When you are satisfied with the number of triangles, export your TIN surface as a DXF
NOTE: Surfaces created or modified by adding drawing objects like feature lines, contours, points or 3D faces will need to be exported as a LandXML file and imported back into a clean drawing in Civil 3D. TIN surfaces with drawing objects attached are not able to be simplified.
You can easily export your surface to an XML file by navigating to the Prospector tab in the Toolspace, expanding the surfaces category, right-clicking on the surface name and selecting Export LandXML. To import an XML file into Civil 3D, enter the command “XMLIN” and navigate to the folder containing the XML file.
5. How to create a 3D pipe network DXF
Utility strikes are inconvenient, costly mistakes that every contractor tries to avoid. The easiest way to do this is to maintain visibility on the utility line work beneath the surface on your site. Here, we’ll walk you through creating a pipe network DXF file in Civil 3D, which can be used alongside your survey data.
Open the drawing that contains the pipe network. If the pipe network is in an XML file, type the command “xmlin” in model space to open it.
Civil 3D cannot convert pipes and connecting structures—such as manholes—at the same time. Save the pipe network as two separate drawings. We will combine the pipes with the structures drawings later in the workflow.
In your first drawing, right-click a structure and choose Select Similar to select all the structures. Hit delete on your keyboard.
With all the structures removed from the drawing, we can begin modifying the pipe styles. Right-click on any pipe and select Edit Pipe Style. In the dialog box, navigate to the Display tab. Turn off all Component Types except for Pipe Solid, which is the 3D portion of the pipe.
Click and drag your mouse to create a selection box around all your pipes. Type the command “explode” to convert the pipes to block references. Do the same thing again to convert the block references to 3D solids.
In the workspace selection dropdown at the top of your screen, switch to 3D Modeling. The 3D Modeling workspace is where we will perform the conversion of the pipe 3D solids to 3D faces.
Create a selection box around all the pipe 3D solids in your drawing. Navigate to the Mesh subsection of the Mesh tab. (Yes, they are both named that.) Click the small arrow in the bottom-right.
In the dialog box, set the Mesh type to Triangle. You can change the Mesh distance to adjust the density of the mesh, if desired.

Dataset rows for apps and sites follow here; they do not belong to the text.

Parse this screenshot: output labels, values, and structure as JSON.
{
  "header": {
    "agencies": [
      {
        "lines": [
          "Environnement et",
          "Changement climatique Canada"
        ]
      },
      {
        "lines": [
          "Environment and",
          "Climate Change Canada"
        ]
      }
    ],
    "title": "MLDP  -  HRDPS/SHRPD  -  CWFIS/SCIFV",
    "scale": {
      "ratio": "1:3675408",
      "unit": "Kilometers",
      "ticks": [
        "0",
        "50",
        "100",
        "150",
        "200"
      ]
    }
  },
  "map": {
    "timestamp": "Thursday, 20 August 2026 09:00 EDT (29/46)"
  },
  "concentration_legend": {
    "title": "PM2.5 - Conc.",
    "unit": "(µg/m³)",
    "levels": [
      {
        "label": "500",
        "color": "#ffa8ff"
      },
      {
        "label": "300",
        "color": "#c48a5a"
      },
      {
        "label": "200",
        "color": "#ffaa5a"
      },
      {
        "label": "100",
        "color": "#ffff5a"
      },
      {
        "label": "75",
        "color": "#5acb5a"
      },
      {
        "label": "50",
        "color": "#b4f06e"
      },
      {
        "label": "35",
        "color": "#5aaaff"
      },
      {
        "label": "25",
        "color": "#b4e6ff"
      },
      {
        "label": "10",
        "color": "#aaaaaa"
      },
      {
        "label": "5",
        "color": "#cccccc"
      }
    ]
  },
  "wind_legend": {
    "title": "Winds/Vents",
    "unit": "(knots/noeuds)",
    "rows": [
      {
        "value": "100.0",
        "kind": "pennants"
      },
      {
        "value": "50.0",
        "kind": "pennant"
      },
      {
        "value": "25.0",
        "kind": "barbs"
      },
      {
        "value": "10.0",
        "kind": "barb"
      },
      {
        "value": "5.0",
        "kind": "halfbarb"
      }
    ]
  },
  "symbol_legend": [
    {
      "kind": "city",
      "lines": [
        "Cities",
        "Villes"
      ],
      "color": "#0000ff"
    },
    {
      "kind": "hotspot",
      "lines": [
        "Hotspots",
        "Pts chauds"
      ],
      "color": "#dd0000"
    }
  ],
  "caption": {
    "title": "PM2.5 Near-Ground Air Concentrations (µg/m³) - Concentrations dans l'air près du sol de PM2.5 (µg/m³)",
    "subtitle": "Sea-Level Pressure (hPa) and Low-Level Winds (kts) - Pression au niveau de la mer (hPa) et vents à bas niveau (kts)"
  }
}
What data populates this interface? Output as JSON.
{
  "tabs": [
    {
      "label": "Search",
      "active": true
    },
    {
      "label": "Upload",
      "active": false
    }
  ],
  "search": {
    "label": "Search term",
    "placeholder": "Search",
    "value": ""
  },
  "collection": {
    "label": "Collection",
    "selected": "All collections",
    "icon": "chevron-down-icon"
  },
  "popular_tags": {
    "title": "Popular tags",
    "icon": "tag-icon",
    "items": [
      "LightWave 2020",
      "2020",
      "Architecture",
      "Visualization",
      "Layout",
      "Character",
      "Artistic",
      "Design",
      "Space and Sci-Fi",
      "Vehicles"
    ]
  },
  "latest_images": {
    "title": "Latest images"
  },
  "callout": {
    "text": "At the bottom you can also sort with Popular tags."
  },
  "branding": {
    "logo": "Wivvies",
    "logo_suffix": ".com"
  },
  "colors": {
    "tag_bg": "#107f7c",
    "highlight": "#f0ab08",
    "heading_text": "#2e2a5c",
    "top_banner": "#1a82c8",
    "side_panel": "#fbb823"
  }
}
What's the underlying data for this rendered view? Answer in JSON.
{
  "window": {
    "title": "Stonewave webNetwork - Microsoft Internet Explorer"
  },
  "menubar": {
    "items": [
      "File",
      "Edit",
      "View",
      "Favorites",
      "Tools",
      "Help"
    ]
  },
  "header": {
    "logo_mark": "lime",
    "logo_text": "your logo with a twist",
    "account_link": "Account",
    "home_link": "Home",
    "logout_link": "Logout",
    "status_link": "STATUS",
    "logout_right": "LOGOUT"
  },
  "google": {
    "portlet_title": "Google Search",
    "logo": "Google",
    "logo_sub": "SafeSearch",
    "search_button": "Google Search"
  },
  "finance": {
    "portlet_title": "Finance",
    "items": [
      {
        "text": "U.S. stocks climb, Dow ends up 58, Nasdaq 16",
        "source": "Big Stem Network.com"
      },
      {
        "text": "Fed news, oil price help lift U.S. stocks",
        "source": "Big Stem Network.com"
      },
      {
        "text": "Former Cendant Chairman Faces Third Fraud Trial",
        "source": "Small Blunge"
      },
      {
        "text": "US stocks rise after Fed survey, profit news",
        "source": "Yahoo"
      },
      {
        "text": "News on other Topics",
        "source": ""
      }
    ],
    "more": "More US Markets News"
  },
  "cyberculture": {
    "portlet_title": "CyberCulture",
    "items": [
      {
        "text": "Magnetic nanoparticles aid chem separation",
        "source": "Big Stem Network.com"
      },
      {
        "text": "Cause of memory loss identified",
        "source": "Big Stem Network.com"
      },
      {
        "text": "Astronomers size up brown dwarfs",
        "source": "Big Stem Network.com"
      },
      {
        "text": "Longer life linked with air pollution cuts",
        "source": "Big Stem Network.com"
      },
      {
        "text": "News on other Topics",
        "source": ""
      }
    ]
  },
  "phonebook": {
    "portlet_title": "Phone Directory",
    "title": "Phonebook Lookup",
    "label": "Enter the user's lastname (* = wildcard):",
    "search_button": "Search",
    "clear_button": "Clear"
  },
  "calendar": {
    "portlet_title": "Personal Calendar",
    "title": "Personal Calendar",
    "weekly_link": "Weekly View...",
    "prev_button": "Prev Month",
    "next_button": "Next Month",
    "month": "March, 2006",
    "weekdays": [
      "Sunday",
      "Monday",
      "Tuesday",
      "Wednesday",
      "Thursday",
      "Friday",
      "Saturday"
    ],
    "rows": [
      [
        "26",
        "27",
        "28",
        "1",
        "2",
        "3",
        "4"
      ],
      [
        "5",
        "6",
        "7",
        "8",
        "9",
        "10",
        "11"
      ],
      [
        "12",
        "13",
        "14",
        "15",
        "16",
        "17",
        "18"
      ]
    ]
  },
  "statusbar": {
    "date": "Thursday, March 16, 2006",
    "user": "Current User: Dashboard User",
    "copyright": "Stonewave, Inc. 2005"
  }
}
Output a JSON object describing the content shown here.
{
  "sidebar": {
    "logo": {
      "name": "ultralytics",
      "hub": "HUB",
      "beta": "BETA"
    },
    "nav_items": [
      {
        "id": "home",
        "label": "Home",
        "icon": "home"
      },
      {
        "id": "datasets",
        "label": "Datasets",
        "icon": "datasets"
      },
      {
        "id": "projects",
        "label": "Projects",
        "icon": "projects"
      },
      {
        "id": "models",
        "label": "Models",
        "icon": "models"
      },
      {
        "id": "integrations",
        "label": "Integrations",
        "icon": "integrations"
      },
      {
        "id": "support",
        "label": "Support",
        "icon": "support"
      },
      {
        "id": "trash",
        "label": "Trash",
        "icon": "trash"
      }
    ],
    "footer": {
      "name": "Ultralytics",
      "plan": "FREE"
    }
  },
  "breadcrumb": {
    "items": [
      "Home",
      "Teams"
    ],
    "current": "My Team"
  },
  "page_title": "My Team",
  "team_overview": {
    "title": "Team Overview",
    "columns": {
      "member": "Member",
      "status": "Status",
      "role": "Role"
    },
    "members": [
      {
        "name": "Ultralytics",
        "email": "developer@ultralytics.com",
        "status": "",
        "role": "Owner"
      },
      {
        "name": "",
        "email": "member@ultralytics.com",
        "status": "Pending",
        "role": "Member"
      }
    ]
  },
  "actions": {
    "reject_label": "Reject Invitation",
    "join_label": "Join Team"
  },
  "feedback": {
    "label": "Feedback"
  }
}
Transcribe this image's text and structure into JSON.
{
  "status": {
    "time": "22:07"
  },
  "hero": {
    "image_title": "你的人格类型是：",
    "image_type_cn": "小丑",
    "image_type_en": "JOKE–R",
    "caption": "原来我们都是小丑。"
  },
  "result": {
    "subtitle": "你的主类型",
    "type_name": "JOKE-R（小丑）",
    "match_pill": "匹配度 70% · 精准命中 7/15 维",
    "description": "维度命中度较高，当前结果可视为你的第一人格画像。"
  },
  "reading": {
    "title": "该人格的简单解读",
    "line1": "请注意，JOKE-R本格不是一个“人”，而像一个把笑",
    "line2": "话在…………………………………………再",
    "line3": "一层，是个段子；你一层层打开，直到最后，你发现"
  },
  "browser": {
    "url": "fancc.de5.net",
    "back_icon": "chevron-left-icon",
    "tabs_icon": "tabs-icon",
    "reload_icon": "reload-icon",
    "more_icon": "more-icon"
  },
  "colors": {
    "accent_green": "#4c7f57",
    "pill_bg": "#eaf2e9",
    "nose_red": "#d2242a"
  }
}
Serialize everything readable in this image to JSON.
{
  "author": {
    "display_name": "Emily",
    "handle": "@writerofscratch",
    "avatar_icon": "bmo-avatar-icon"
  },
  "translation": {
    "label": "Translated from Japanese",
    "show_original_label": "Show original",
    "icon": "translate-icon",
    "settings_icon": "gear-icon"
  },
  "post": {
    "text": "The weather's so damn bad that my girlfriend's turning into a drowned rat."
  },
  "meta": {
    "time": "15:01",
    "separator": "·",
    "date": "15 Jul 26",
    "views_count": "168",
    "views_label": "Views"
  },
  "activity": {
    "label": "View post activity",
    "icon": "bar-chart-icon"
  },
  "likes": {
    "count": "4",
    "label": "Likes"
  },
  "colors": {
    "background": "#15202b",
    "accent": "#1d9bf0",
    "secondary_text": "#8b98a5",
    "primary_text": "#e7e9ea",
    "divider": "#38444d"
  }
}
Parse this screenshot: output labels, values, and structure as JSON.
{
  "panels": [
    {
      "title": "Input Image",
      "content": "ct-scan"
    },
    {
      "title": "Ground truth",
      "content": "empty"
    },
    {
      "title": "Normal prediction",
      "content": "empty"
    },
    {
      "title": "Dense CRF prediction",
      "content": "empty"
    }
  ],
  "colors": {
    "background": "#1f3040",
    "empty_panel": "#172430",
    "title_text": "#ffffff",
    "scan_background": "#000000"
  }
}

For your second drawing, repeat steps 3-7, this time deleting the pipes and leaving the structures.
Now we will combine the two drawings. In the structures drawing, hold down ctrl + shift + c to copy all the structure mesh objects. When you do, a Specify base point box will appear. Type 0 into the box, press tab on your keyboard, and type 0 into the second box that appears. Hit enter to copy the structure mesh objects at a basepoint of 0,0.
Switch to the drawing with the pipe mesh objects and hold down ctrl + v to paste the structures objects. Repeat the previous step when the Specify base point box appears again.
The structure and pipe mesh objects are now in the same drawing. Create a selection box around all the objects. Enter the command “explode” to convert all mesh objects to 3D faces.
Export the drawing to a DXF by entering the command “dxfout”. Save the DXF to your desired folder location.
Now that you understand how drone surveying and Civil 3D can be used together to improve construction workflows, take a look at how drone data software works with your surface design files:
Beyond CAD: Who else in your organization benefits from drone surveys?
Civil 3D design and documentation is only one of many use cases for drones in construction. As drone surveying continues to become more commonplace on construction and civil engineering projects, the accessibility and usefulness of drone data has improved along with it.
User-friendly, interactive drone surveying platforms are being used by personnel at all levels—from GIS specialists and construction surveyors to on-site managers—to map, measure, and uncover critical insights about their worksites.